* Listed entries
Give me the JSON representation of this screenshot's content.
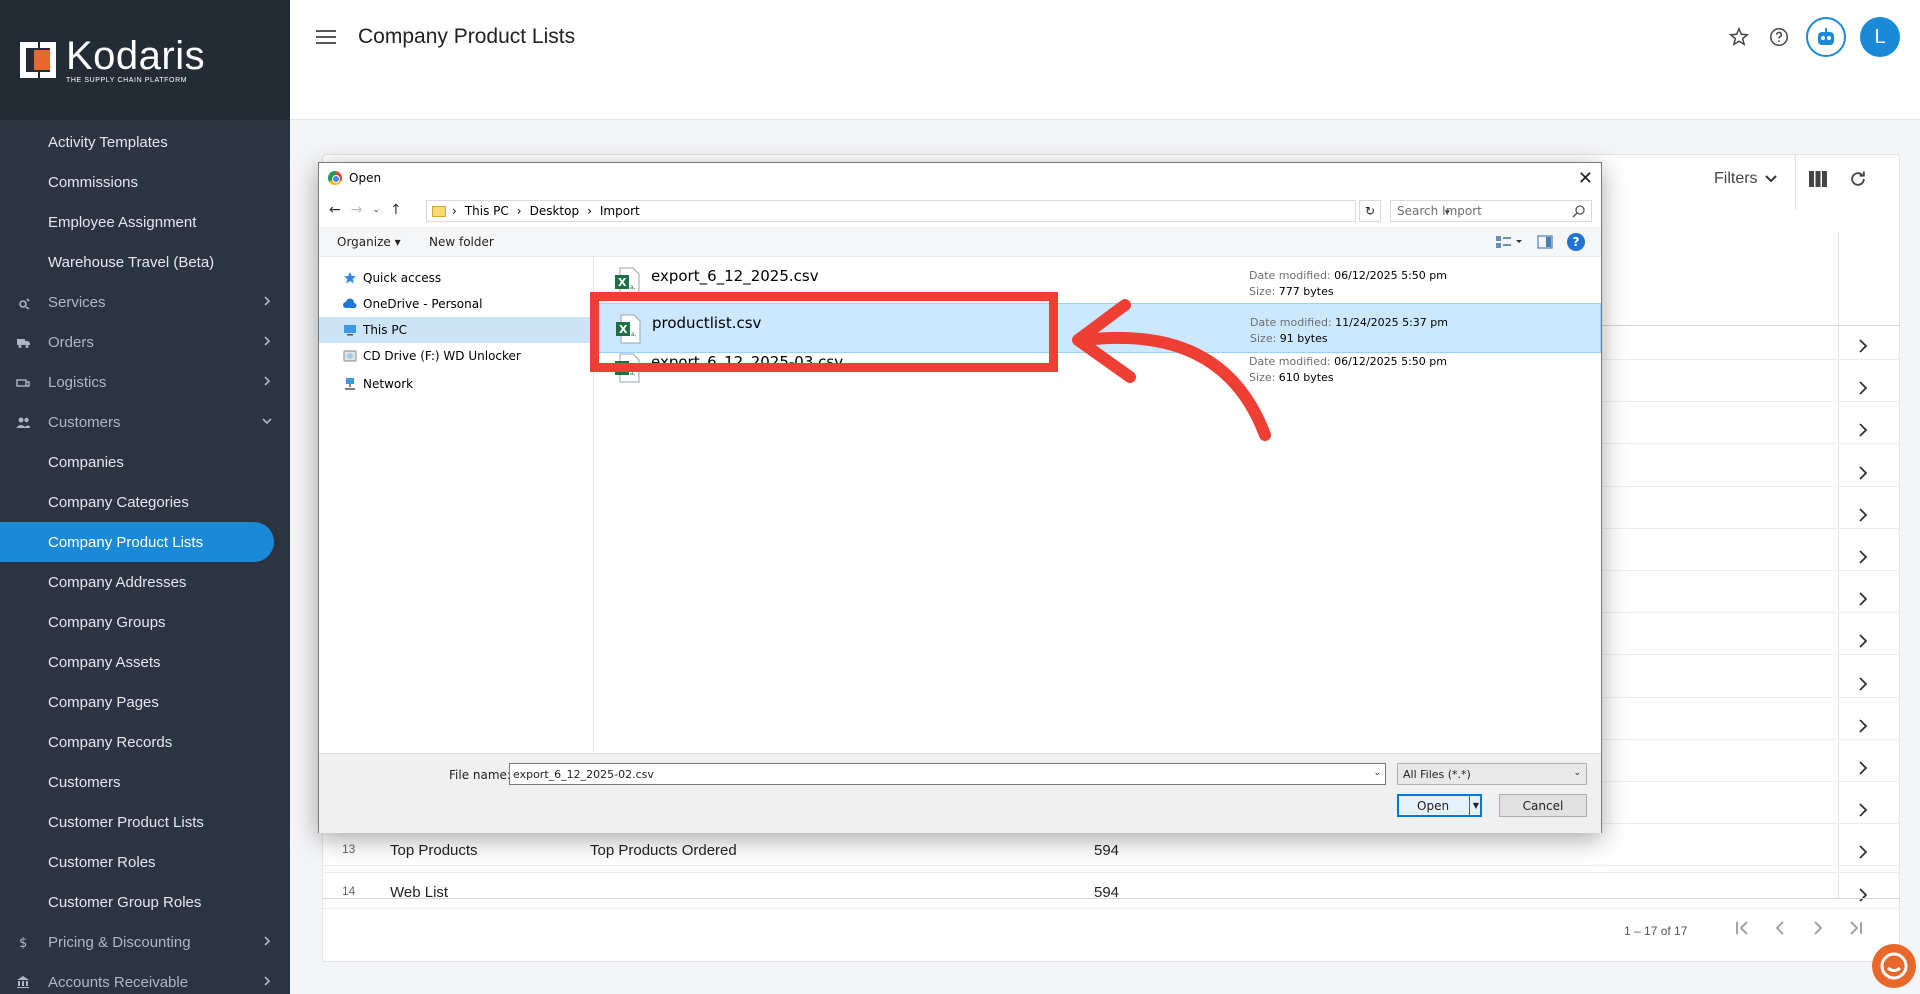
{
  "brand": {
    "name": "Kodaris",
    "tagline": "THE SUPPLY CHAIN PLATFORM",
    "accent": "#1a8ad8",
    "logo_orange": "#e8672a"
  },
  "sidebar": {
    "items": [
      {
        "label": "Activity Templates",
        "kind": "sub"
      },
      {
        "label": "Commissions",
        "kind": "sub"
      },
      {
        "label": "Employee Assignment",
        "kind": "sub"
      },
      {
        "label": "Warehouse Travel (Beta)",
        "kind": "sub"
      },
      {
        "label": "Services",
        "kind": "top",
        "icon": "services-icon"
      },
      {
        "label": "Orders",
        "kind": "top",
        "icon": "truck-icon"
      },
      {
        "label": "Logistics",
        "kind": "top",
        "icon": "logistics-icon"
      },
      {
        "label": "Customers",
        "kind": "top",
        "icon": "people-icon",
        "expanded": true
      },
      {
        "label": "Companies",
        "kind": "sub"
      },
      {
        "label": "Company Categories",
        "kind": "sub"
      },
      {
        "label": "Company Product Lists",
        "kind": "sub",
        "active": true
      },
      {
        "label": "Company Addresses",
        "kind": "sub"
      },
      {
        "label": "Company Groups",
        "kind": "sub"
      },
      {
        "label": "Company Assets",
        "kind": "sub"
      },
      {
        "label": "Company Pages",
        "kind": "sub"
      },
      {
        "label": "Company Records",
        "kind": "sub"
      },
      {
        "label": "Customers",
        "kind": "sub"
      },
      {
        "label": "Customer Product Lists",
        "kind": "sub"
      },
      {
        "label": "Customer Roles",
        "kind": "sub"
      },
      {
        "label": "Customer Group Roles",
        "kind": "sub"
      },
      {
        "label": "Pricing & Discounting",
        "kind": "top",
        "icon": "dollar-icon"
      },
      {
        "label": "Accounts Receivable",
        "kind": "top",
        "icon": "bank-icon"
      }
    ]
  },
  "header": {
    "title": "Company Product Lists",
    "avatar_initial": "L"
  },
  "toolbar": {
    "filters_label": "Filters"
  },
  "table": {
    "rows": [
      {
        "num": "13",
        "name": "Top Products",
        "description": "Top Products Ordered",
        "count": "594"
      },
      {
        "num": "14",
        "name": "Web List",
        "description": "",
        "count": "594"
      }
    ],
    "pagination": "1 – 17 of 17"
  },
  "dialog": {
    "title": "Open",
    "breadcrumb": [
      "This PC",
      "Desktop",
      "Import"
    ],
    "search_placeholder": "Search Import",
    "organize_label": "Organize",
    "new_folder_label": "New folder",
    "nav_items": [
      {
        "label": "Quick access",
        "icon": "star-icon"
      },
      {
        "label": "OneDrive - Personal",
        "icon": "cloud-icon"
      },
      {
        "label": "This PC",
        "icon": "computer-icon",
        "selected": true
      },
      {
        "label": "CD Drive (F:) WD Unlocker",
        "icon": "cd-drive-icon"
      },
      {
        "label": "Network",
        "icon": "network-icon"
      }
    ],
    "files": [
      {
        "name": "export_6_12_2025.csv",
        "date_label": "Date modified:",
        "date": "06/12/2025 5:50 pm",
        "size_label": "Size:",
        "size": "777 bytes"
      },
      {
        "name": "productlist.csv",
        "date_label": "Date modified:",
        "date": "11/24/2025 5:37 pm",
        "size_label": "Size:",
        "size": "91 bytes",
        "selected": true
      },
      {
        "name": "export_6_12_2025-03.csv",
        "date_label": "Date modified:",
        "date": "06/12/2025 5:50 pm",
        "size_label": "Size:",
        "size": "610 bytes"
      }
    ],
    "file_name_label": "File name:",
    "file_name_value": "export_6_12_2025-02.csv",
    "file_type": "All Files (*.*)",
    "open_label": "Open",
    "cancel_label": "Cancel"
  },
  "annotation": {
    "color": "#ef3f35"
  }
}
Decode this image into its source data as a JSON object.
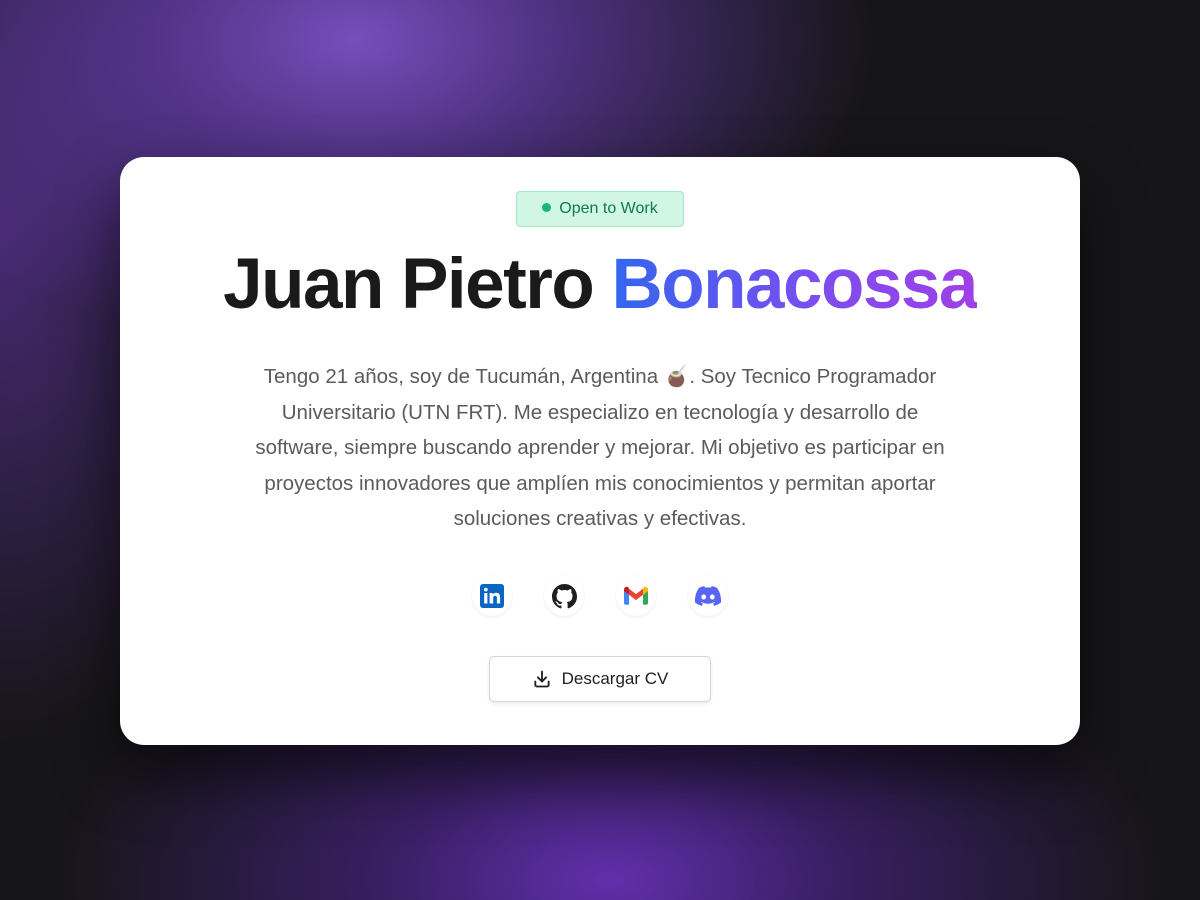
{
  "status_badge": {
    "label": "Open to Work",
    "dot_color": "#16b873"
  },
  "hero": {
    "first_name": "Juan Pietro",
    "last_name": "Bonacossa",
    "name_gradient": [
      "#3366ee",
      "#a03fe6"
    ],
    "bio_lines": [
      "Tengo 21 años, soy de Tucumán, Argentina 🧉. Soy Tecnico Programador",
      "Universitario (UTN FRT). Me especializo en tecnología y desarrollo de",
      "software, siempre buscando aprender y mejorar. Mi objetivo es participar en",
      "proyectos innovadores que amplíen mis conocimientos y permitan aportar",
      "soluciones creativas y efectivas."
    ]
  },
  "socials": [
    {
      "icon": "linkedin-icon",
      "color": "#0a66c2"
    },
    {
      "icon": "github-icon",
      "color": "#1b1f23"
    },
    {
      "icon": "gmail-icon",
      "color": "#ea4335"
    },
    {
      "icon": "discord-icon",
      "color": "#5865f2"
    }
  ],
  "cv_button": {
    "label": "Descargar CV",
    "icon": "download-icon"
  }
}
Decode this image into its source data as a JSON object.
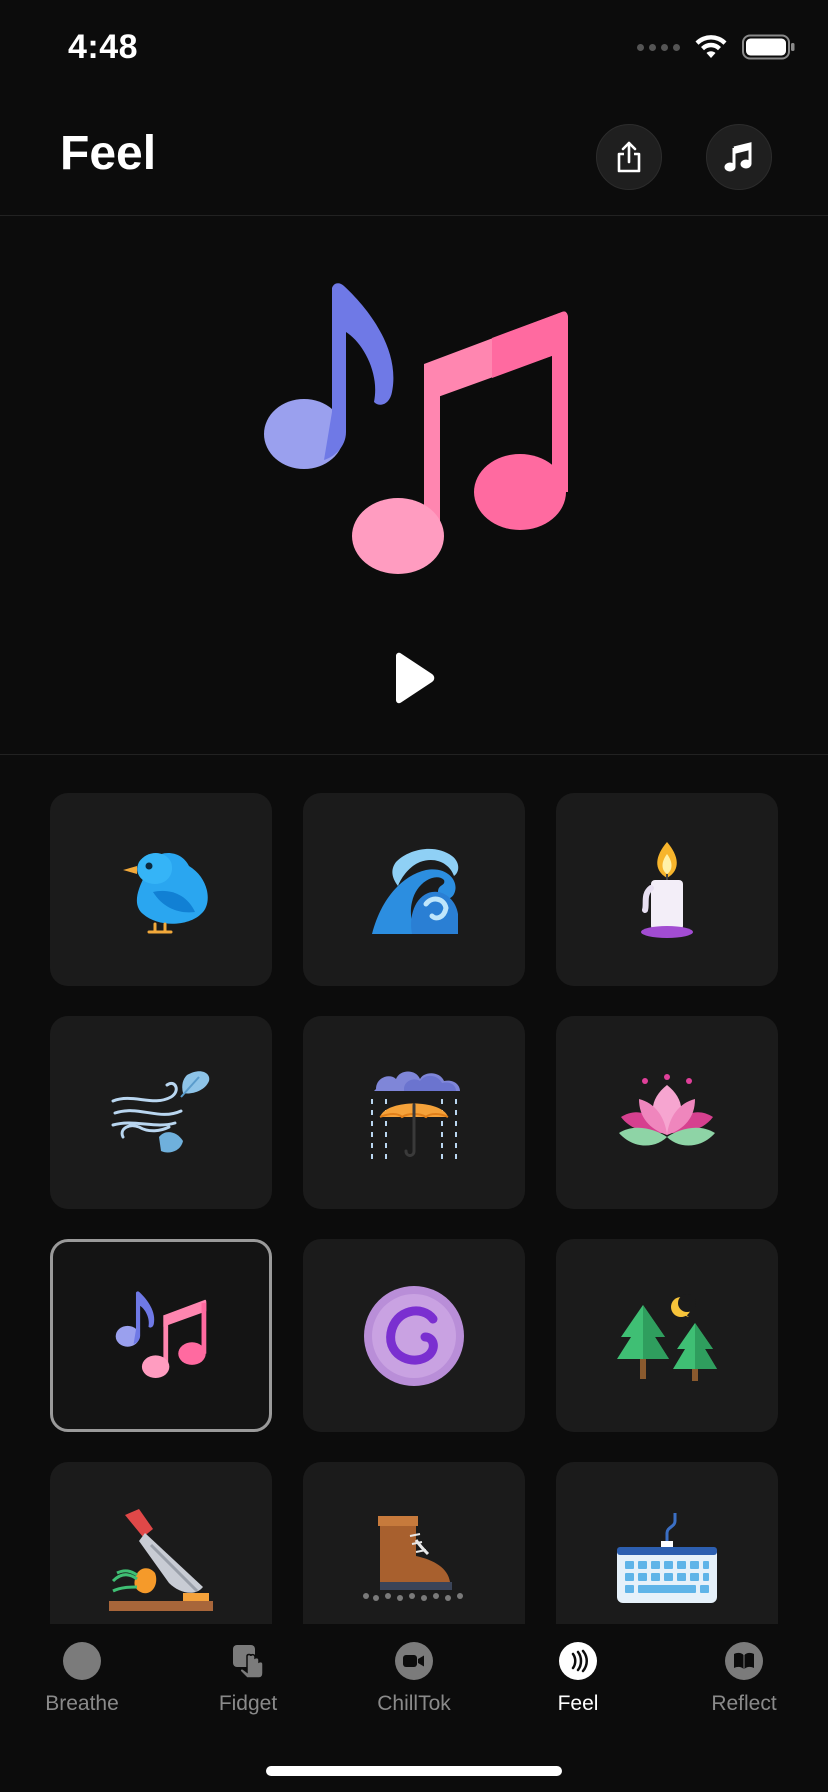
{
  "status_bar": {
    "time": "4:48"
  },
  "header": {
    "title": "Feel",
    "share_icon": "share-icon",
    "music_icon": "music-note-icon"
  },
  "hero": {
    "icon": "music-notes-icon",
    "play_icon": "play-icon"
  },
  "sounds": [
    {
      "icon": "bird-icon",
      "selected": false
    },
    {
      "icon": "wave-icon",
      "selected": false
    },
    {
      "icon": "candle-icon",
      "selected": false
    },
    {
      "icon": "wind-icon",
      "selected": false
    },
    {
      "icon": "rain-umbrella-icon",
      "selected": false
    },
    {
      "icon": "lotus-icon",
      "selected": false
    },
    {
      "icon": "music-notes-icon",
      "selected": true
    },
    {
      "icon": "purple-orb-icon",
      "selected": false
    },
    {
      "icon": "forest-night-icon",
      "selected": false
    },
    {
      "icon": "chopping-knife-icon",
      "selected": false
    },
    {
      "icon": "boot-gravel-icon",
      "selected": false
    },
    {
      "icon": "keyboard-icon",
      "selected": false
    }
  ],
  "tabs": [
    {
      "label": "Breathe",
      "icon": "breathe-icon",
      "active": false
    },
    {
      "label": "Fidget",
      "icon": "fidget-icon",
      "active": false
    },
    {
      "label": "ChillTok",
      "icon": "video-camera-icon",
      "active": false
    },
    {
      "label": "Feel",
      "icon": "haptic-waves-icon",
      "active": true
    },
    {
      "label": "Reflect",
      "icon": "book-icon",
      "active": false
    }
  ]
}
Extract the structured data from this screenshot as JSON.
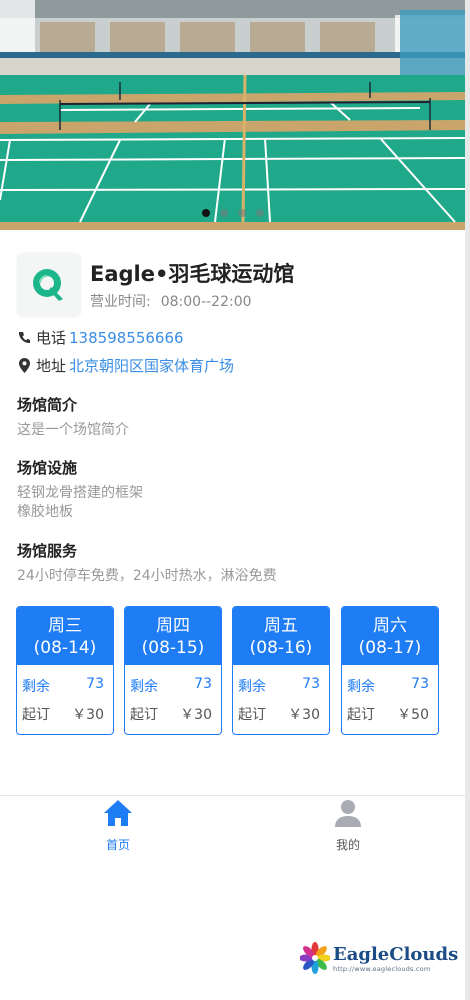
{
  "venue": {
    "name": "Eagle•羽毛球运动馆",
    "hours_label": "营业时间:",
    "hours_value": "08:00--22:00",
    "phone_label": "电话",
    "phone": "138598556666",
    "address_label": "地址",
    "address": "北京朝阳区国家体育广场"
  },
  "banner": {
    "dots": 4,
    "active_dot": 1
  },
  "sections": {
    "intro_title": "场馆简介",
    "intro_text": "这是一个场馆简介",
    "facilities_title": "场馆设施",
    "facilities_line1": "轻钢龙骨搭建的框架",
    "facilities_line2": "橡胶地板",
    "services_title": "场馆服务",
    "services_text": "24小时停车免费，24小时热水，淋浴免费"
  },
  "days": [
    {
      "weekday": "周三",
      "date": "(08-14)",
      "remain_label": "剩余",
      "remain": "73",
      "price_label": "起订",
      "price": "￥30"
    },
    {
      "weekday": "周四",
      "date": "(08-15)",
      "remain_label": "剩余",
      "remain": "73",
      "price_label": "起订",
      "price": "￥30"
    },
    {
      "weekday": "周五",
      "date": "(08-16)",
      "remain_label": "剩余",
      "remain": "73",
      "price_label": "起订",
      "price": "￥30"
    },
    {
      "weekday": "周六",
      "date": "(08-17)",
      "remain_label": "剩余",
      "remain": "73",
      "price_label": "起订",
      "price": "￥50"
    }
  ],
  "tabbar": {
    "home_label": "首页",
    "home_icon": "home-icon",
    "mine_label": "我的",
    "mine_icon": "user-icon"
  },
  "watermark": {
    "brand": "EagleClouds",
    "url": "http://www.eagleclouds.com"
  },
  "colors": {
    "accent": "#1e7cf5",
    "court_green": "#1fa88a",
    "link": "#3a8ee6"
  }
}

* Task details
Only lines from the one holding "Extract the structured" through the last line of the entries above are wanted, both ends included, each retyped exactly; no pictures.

* Problem solution
Extract the structured data from this screenshot as JSON.
{
  "venue": {
    "name": "Eagle•羽毛球运动馆",
    "hours_label": "营业时间:",
    "hours_value": "08:00--22:00",
    "phone_label": "电话",
    "phone": "138598556666",
    "address_label": "地址",
    "address": "北京朝阳区国家体育广场"
  },
  "banner": {
    "dots": 4,
    "active_dot": 1
  },
  "sections": {
    "intro_title": "场馆简介",
    "intro_text": "这是一个场馆简介",
    "facilities_title": "场馆设施",
    "facilities_line1": "轻钢龙骨搭建的框架",
    "facilities_line2": "橡胶地板",
    "services_title": "场馆服务",
    "services_text": "24小时停车免费，24小时热水，淋浴免费"
  },
  "days": [
    {
      "weekday": "周三",
      "date": "(08-14)",
      "remain_label": "剩余",
      "remain": "73",
      "price_label": "起订",
      "price": "￥30"
    },
    {
      "weekday": "周四",
      "date": "(08-15)",
      "remain_label": "剩余",
      "remain": "73",
      "price_label": "起订",
      "price": "￥30"
    },
    {
      "weekday": "周五",
      "date": "(08-16)",
      "remain_label": "剩余",
      "remain": "73",
      "price_label": "起订",
      "price": "￥30"
    },
    {
      "weekday": "周六",
      "date": "(08-17)",
      "remain_label": "剩余",
      "remain": "73",
      "price_label": "起订",
      "price": "￥50"
    }
  ],
  "tabbar": {
    "home_label": "首页",
    "home_icon": "home-icon",
    "mine_label": "我的",
    "mine_icon": "user-icon"
  },
  "watermark": {
    "brand": "EagleClouds",
    "url": "http://www.eagleclouds.com"
  },
  "colors": {
    "accent": "#1e7cf5",
    "court_green": "#1fa88a",
    "link": "#3a8ee6"
  }
}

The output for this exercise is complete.